Thanks for quick reply. This patch is simply setting a flag on the Amazon S3 Client to use the path style access behaviour by default instead of virtual hosting - see com.amazonaws.services.s3.S3ClientOptions. This is done when the S3AFileSystem initialises the AmazonS3Client. JetS3t has a similar property to do this as well - see s3service.disable-dns-buckets at http://www.jets3t.org/toolkit/configuration.html.

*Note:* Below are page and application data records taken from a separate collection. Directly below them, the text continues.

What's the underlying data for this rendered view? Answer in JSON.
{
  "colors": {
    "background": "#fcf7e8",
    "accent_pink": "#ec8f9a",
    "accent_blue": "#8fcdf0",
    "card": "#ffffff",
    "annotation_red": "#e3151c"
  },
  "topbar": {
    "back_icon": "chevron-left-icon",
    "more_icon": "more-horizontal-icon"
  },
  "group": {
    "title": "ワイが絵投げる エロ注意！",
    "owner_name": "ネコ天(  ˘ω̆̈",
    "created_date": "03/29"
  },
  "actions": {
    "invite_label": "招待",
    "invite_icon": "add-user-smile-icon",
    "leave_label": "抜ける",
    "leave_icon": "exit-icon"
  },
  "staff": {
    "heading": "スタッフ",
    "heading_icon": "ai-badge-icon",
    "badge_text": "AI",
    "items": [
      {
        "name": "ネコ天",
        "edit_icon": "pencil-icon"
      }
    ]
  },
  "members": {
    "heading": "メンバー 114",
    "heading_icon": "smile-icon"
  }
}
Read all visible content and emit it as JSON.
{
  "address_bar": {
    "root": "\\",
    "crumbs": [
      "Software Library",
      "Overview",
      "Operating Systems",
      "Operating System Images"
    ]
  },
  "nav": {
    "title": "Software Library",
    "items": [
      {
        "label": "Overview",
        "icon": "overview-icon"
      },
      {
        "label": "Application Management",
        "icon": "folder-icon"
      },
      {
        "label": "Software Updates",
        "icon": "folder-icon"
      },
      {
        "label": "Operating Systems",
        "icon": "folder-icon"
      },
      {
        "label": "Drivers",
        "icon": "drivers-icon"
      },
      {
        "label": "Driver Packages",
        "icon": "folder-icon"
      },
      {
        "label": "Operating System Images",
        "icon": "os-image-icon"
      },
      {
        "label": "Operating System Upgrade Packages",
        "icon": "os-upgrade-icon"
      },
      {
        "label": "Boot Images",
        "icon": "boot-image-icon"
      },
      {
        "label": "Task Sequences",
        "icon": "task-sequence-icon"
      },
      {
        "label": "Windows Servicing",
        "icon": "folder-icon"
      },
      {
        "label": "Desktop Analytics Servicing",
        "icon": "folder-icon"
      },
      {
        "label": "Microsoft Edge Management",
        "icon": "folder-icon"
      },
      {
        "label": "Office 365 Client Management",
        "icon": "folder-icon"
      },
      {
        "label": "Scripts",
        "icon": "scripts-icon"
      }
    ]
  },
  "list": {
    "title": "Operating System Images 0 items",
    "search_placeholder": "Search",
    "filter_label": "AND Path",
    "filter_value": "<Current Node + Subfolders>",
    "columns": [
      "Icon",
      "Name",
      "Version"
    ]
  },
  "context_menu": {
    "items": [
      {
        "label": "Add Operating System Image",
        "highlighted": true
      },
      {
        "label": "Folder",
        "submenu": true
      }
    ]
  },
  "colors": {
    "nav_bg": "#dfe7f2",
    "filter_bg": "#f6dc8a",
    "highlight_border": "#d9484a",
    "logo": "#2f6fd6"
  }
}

I submitted a test (org.apache.hadoop.fs.s3a.TestS3AConfiguration.shouldBeAbleToSwitchOnS3PathStyleAccessViaConfigProperty) that simply sets the new Hadoop flag, initialises the new S3AFileSystem and checks that in the newly instantiated AmazonS3Client that it's S3ClientOptions.isPathStyleAccess() is set to true. The S3ClientOptions property interrogation is done via ugly reflection as the property is not retrievable via Amazon S3 SDK.
When the test runs against "live" S3A buckets, and the path style access switched on, the buckets have be created in the same region as the AmazonS3Client (with default s3.amazonaws.com endpoint specified) otherwise a 301 error thrown (see http://docs.aws.amazon.com/AmazonS3/latest/dev/VirtualHosting.html) which is in the test as well.
I have patched a running cluster and submitted client jobs using the new flag and it works as expected - it removed the need to have all the virtual hosted buckets specified in the /etc/hosts file. I have also done manual tests specifying the region.amazonaws.com as custom S3A endpoint to bypass the 301 error when I have buckets in different regions. I also used an IPv4 address as the custom S3A endpoint that is a known workaround to switch on path style access in the AmazonS3Client code itself.
I could have written a few more tests, maybe creating new buckets on the fly in different regions to test for the 301 error but I don't know if this error code is specific to AWS S3 only (and never going to change). The actual AWS S3A operations behaviour doesn't vary when virtual hosting or path style access used. But the upshot is that I'm just setting a flag on the AmazonS3Client instance creation and that small 3 liner probably (!?!) doesn't warrant 100 lines or so of junit code. If you think it does though, I'll go ahead and do it...